When you are applying for an English teaching position, it is important to take into consideration the type of school; private, government, or language school. Each type of school offers different pros and cons when considering taking a position. We have laid out the different aspects of each below to help you make your decision.
Depending on the country, landing a teaching position at a private school can be difficult. They tend to require more experience, a university degree focused on teaching, and your TEFL certificate. If you are offered a position at a private school, congratulation! Private schools tend to have great benefits for English teachers!
If you are teaching English in another country, the base level of the students is usually much higher than in public schools. This tends to be the case as the students begin learning the language from a younger age and are required to meet a higher standard. In addition, the class sizes are usually small and manageable, up to 24 students. However, in private schools, you may be required to teach more than just English, depending on the position, for example, you could be teaching Math or Science in English.
Along with having a higher level of English, the facilities and resources available to teachers are very advanced and high tech in comparison to government schools. This is due to the fact that private schools have more funding than public schools. This also translates to higher salaries for teachers in private schools than government schools.
Government schools in foreign countries tend to be easier to get an English teaching position at, especially if you are new to teaching. However, this also means that you will likely have a lower salary than private schools and fewer resources.
In terms of students, depending on the class, their level of English can be rudimentary, requiring you to adjust your lessons accordingly. In addition, the class sizes will be larger and can have up to 55 students! This can be challenging at first, however, it can also create a fun environment for the language games as you will have a larger group to work with. On the other hand, it may be difficult to have one-on-one time with each student during the class.

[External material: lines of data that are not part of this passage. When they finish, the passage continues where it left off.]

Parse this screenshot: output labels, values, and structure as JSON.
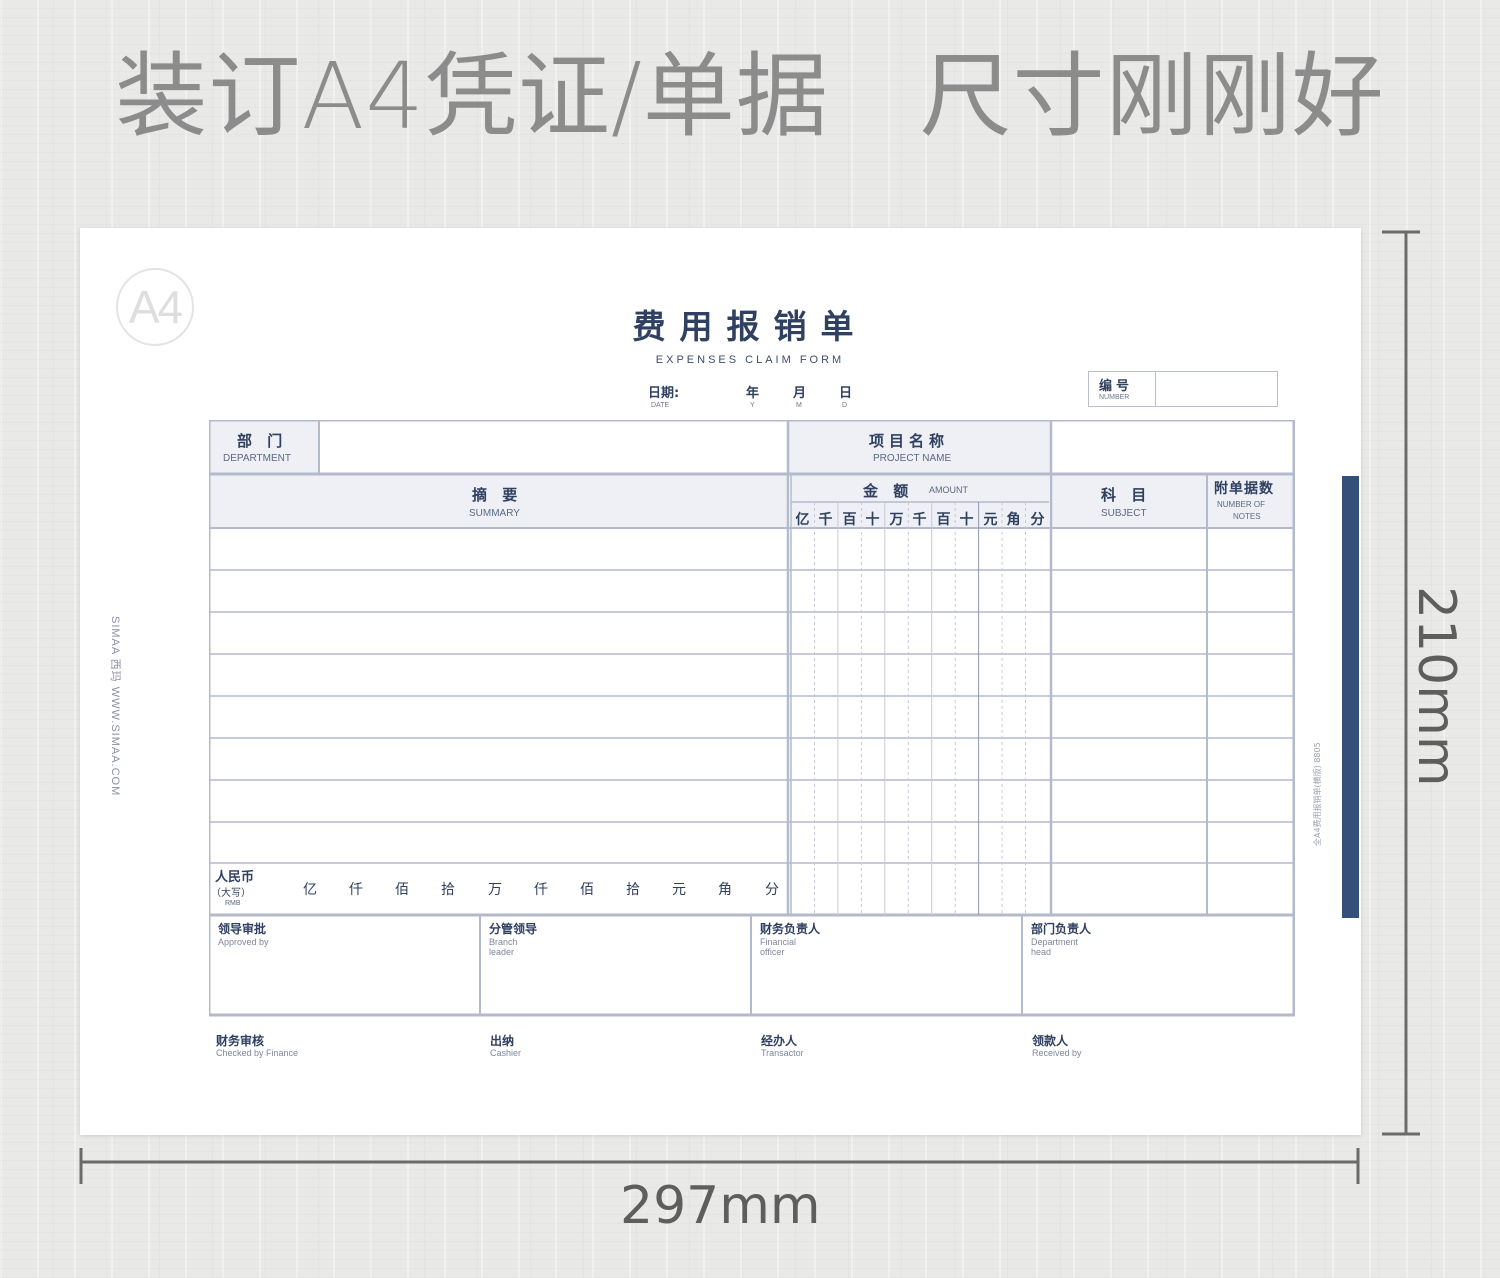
{
  "headline": "装订A4凭证/单据   尺寸刚刚好",
  "form": {
    "logo": "A4",
    "title": "费用报销单",
    "subtitle": "EXPENSES CLAIM FORM",
    "date": {
      "label_cn": "日期:",
      "label_en": "DATE",
      "year_cn": "年",
      "year_en": "Y",
      "month_cn": "月",
      "month_en": "M",
      "day_cn": "日",
      "day_en": "D"
    },
    "number": {
      "label_cn": "编号",
      "label_en": "NUMBER",
      "value": ""
    },
    "department": {
      "label_cn": "部 门",
      "label_en": "DEPARTMENT",
      "value": ""
    },
    "project": {
      "label_cn": "项目名称",
      "label_en": "PROJECT NAME",
      "value": ""
    },
    "summary": {
      "label_cn": "摘 要",
      "label_en": "SUMMARY"
    },
    "amount": {
      "label_cn": "金 额",
      "label_en": "AMOUNT",
      "digits": [
        "亿",
        "千",
        "百",
        "十",
        "万",
        "千",
        "百",
        "十",
        "元",
        "角",
        "分"
      ]
    },
    "subject": {
      "label_cn": "科 目",
      "label_en": "SUBJECT"
    },
    "notes": {
      "label_cn": "附单据数",
      "label_en_1": "NUMBER OF",
      "label_en_2": "NOTES"
    },
    "rmb": {
      "label_cn": "人民币",
      "label_cap": "（大写）",
      "label_en": "RMB",
      "units": [
        "亿",
        "仟",
        "佰",
        "拾",
        "万",
        "仟",
        "佰",
        "拾",
        "元",
        "角",
        "分"
      ]
    },
    "approvals": [
      {
        "cn": "领导审批",
        "en": "Approved by"
      },
      {
        "cn": "分管领导",
        "en": "Branch leader"
      },
      {
        "cn": "财务负责人",
        "en": "Financial officer"
      },
      {
        "cn": "部门负责人",
        "en": "Department head"
      }
    ],
    "signatures": [
      {
        "cn": "财务审核",
        "en": "Checked by Finance"
      },
      {
        "cn": "出纳",
        "en": "Cashier"
      },
      {
        "cn": "经办人",
        "en": "Transactor"
      },
      {
        "cn": "领款人",
        "en": "Received by"
      }
    ],
    "side_left": "SIMAA 西玛    WWW.SIMAA.COM",
    "side_right": "全A4费用报销单(横版)  8805"
  },
  "dimensions": {
    "width": "297mm",
    "height": "210mm"
  }
}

Government schools also tend to be more relaxed in terms of their requirements of teachers as compared to private schools. Unlike private schools, they may not require teachers to attend as many events in the evenings or weekends. Therefore your work week will be 7:45-16:00 Monday through Friday.
Language schools tend to have different hours as compared to both government and private schools. Depending on the school, you could be working only mornings, evenings, or weekends. For example, you can work from 8-12, 17-20, or 8-5 on the weekends. Depending on your lifestyle, these hours can be very beneficial and offer you more days off than a typical teaching position.
Language schools also differ from government and private schools in terms of the students who attend the school. Adult learners or students with a specific purpose, for example, to pass a language exam, tend to be enrolled in these classes. By having older students in your class, they will be more motivated to learn the material and less likely to cause a disturbance during the lesson. However, this can cause a unique dynamic in the class if the students are older than you. Be sure to read our blog on how to teach English to different ages.
These are simply a few differences between private, public, and language schools. However, these schools also have differences between them that vary according to country. Each school has different pros and cons that will suit you depending on what your life and teaching style is.